“Are you sure about this Hope?” Faith inquired.

My heart raced as Hope dropped the arm holding me to her side. I held my breath, then released it when it became apparent I wasn’t going to fall to the floor. I swung to and fro as Hope tried to gesture and speak at the same time.

“Oh mother! How can you ask me that?  Of course I want to be married in the same dress as you and grandma!”  Hope’s spin towards Grace made me dizzy.

“May I wear it please?” Hope asked her grandmother.

Hope almost crushed as me as Hope hugged Grace when the older woman said  “Yes.”

Now today is Hope’s wedding day. I am removed from the closet and taken off the hanger. Amid much chatter and fuss, I am slipped over Hope’s lavender scented blond hair and settled on her shoulders.

Outside, I look around, taking in the sights and sounds of this third generation wedding. The aspens on the mountainsides are golden splashes. I watch the sunlight dance across the waters of Glacier Lake. A cool breeze creates ripples upon the water’s surface. Glancing beyond Nathaniel’s shoulder, I see a dusting of snow on the distant mountains. I turn my attention to the ceremony and listen as the old familiar promises, mixed in with new ones written by Hope and Nathaniel, are spoken. Tears well up as I realize what a gift I have been given. I am a continuous thread through three generations; binding three brides together in a way that can never be undone.

Three generations.

Three weddings.

One dress.           

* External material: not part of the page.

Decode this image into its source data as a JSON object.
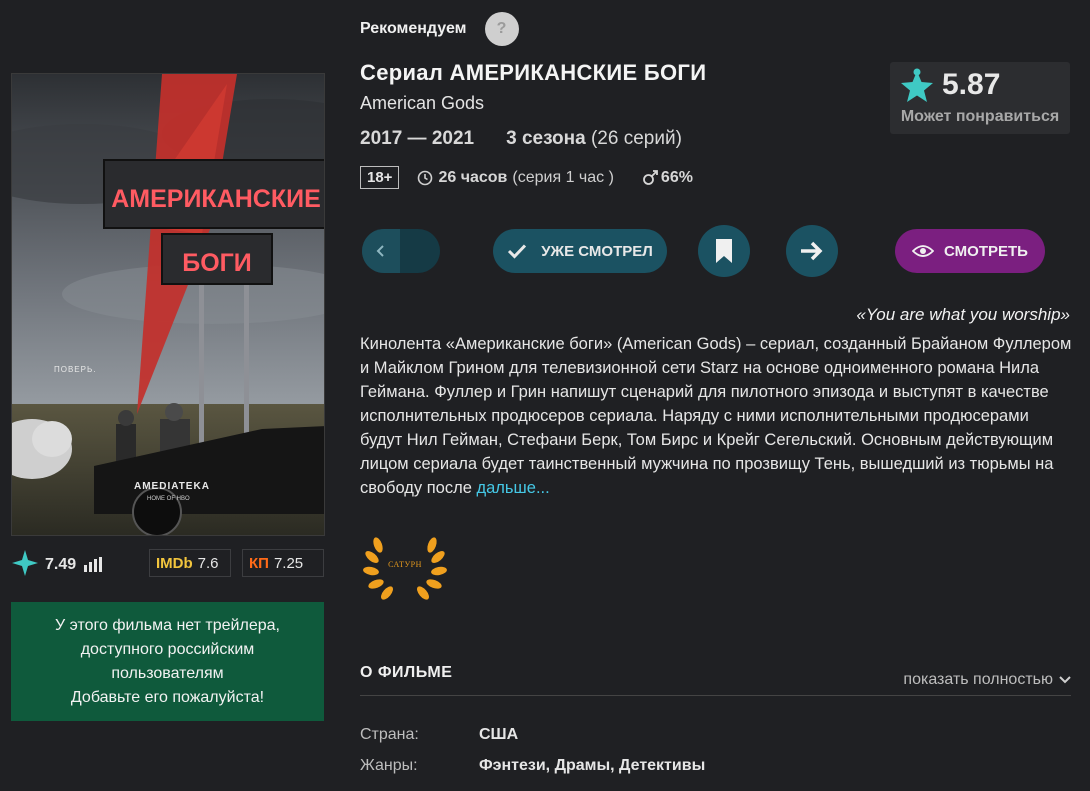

Cheryl says: "I have been writing for several years and have been published online at www.worthfinding.com, www.Christianparadise.com, Cold Glass and Romancing The Christian Heart. I have also been published in The Storyteller, a print magazine." Contact Cheryl.